Why they’ll really hate us

BuzzMachine&nbsphttp://www.buzzmachine.com/archives/2003_04.html#003486

There is no media meme I hate more than the question, “Why do they hate us?” The implication is that “their” hatred is justified and thus their actions against us — on 9.11 — are justified (and our war there is unjustified). This is a despicable bit of tortured logic and morality. The rhetorical equivalent is to ask why another “they” — the Germans — hated the Jews as if there is any reason for bigotry and hatred and as if that, then, justifies what the atrocities that resulted. Both questions are equally offensive, equally wrong.

I don’t give a goddamn why “they” hate us.

I have to make my moral and political judgments based on what I think is right — not on the basis of a popularity contest and especially not a popularity contest among countries and dictators who do not allow democracy or equal rights or free speech, countries that do not allow the governed to govern, countries that are nothing but repressive dictatorships.

Now, having said all that, I now see that there is a reason why “they” will hate us:
“They” — that is, the repressive, anti-democratic, dictators of the Arab world — will hate us, indeed, for bringing demoracy to Iraq — if we are successful — for that will make their people want to rise up and gain their rightful freedoms.

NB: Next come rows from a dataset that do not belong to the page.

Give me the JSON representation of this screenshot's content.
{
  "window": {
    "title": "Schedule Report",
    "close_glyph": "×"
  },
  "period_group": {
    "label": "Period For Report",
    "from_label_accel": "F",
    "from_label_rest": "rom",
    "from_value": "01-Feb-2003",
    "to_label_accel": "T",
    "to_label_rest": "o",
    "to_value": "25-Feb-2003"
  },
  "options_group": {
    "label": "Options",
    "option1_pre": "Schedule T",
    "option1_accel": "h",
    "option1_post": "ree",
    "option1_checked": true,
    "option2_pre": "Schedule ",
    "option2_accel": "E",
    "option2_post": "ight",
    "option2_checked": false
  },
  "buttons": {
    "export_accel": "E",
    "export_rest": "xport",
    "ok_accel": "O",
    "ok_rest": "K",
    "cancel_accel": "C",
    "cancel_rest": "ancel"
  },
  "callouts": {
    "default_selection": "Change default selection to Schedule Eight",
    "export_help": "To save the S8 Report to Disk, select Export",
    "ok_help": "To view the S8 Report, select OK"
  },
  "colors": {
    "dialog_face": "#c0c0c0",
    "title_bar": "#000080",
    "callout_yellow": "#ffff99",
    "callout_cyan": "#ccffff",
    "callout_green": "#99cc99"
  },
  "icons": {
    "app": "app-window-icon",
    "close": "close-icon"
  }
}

“They” — the fearful leaders, not their oppressed peoples — will hate us for making their people question — and then overthrow — their leadership.

“They” are scared shitless by what their satellite channels showed to their people this week.
Of course, we are going to hear criticism of us from Arab leaders. We heard criticism of us from Saddam Hussein, didn’t we? But when he left, the true feelings of his people came out, didn’t they?
Note, then, this from today’s Washington Post on the rumbles caused in Saudi Arabia by the liberation of Iraq:

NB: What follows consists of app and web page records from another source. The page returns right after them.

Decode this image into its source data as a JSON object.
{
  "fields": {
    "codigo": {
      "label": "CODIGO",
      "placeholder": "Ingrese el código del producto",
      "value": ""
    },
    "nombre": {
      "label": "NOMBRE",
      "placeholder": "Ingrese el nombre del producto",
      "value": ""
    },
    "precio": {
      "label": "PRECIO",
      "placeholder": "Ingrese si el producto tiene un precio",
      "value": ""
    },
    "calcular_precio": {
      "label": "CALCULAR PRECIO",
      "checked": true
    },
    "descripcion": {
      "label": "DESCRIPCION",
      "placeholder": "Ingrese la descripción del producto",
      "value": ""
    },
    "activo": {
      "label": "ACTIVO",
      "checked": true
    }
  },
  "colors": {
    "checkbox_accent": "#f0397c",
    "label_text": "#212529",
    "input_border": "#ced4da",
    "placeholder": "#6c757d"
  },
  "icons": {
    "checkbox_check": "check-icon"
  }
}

Mohsen Awajy knows better than most Saudis the perils of speaking his mind on such subjects as elections and government accountability.

Nine years ago, not long after the Persian Gulf War, the religious scholar and agronomist was thrown into prison for co-writing a petition that suggested Saudis be given a “choice” on who ruled the country. He was released in 1998, four years into his nine-year sentence, with the admonition that he could end up back in jail if he spoke out again.

Dissidents like Awajy were emboldened once more by the current conflict in Iraq. Many recognized that the government was allowing dissent and anger to flow. Saudis watching the war have been successively outraged by civilian casualties, elated at Iraqi resistance and depressed when the war turned in favor of U.S.-led forces, and are now expressing humiliation at the rapid collapse of Baghdad. The government has sought to manage and co-opt antiwar fervor. In a country where public demonstrations are banned, there is new debate about political reforms that were suggested long before the first U.S. strikes against Iraq.

“The regime used to be brutal in peaceful conditions,” said Awaji, who intends to call on the government to distance itself from the United States when the war finally ends. “In this crisis, we find a lot of opportunities to express our feelings. Without trouble in the region, we aren’t able to say anything.”